The Potato vine, Solanum jasminoides "Album", is the most tender. It comes from upland areas of Brazil and has some familiar cousins - the potato, the aubergine and the poisonous Deadly Nightshade. Many people will have gardens too cold and exposed to try it (although it does grow as far north as Edinburgh) and will have to grow it in a cool greenhouse or conservatory.
It is a sprawling, twirling, clambering thing, with rampant woody branches, which will reach about 18ft against a wall. Its narrow, dark green, glossy leaves, a couple of inches long, are semi-evergreen in mild winters. Individually, its crisp, star-like flowers are small, but cluster together in heads of about 10 blooms. Each has five, fleshy white petals around a centre of bright yellow anthers, which come to a point rather like a beak. They begin to open and release their perfume in late spring and can continue unchecked until the first frosts.
Clematis armandii, is better known than the Potato vine and less tender. Even so, it needs a sheltered site, for it is not completely hardy and frosts can cause ugly damage to its leaves and flowers. Like the Potato vine it is a vigorous climber and has abundant, scented, white flowers, but they are saucer-shaped, larger and appear in spring.
The clematis is as well known for its leaves as its blossom. They are large and evergreen, smooth and dark, glossy green and, when young, a light copper colour.

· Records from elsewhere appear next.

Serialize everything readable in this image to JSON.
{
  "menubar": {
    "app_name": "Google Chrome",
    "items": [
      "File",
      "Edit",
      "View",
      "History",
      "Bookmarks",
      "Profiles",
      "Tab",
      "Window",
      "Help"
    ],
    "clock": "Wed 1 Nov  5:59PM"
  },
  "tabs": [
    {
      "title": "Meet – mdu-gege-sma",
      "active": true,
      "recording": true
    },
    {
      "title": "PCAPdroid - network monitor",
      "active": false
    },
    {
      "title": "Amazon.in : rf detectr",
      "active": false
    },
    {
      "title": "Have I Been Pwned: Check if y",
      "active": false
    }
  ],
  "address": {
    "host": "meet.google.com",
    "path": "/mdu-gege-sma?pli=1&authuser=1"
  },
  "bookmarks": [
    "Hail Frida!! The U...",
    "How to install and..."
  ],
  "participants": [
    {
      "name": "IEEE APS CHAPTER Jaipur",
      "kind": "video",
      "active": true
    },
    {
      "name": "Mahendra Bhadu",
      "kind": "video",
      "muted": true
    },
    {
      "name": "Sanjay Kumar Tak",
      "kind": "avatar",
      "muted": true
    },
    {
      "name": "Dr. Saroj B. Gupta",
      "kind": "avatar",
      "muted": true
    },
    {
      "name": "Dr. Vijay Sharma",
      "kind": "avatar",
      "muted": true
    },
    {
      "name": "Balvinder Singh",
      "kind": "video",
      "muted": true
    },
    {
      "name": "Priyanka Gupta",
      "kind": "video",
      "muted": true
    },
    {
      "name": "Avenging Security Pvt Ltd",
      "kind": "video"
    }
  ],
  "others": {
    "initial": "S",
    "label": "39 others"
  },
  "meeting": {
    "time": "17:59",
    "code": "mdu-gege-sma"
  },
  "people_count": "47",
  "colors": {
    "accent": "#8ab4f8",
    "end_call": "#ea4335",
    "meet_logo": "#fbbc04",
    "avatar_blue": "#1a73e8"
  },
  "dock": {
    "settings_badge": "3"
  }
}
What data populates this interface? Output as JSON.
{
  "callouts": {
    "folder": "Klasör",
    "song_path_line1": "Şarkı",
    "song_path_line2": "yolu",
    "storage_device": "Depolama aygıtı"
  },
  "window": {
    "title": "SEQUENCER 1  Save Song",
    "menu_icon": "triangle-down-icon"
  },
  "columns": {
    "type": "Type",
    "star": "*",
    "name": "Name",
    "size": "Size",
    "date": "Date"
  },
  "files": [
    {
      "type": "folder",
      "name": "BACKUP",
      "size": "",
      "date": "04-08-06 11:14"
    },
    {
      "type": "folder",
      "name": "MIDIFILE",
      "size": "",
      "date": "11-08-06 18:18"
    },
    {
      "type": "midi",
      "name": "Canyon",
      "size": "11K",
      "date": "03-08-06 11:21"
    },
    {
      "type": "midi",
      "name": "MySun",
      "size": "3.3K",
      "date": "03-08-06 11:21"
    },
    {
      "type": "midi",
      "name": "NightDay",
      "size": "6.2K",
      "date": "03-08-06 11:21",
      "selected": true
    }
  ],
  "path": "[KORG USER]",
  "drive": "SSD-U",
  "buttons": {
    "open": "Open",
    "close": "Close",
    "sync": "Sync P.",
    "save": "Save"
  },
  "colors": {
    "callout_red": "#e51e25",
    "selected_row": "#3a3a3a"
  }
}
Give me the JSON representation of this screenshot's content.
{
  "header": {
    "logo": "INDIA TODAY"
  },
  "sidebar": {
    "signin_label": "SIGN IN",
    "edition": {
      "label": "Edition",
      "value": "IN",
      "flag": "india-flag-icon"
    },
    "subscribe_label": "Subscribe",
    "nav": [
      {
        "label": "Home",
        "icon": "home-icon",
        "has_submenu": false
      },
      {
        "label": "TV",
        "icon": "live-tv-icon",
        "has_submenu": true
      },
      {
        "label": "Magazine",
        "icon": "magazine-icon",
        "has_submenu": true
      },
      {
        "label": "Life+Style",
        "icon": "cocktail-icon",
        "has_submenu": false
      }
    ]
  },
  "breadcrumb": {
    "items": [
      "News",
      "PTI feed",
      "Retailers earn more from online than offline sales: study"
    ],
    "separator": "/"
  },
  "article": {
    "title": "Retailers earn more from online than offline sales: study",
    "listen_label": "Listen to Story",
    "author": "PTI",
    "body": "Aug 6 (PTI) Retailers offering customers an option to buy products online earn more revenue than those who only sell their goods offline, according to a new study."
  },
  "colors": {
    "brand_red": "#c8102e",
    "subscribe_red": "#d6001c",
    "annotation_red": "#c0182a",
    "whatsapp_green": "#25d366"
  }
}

If there is room at the feet of these climbers, the African lily, Agapanthus "Snow Owl", makes a fine companion. It is hardy in sunny, well-drained spots, but will benefit from a protective winter mulch in cold areas.
It is a long-lived perennial with broad, strap-shaped leaves and flower heads like small footballs, made up of white, lily-like flowers. These striking clusters are held above the foliage on long, smooth leafless stems in late summer. Don't be hasty to cut down these stems as the globes of flowers fade, for they become attractive seedheads in the winter garden.Reuse content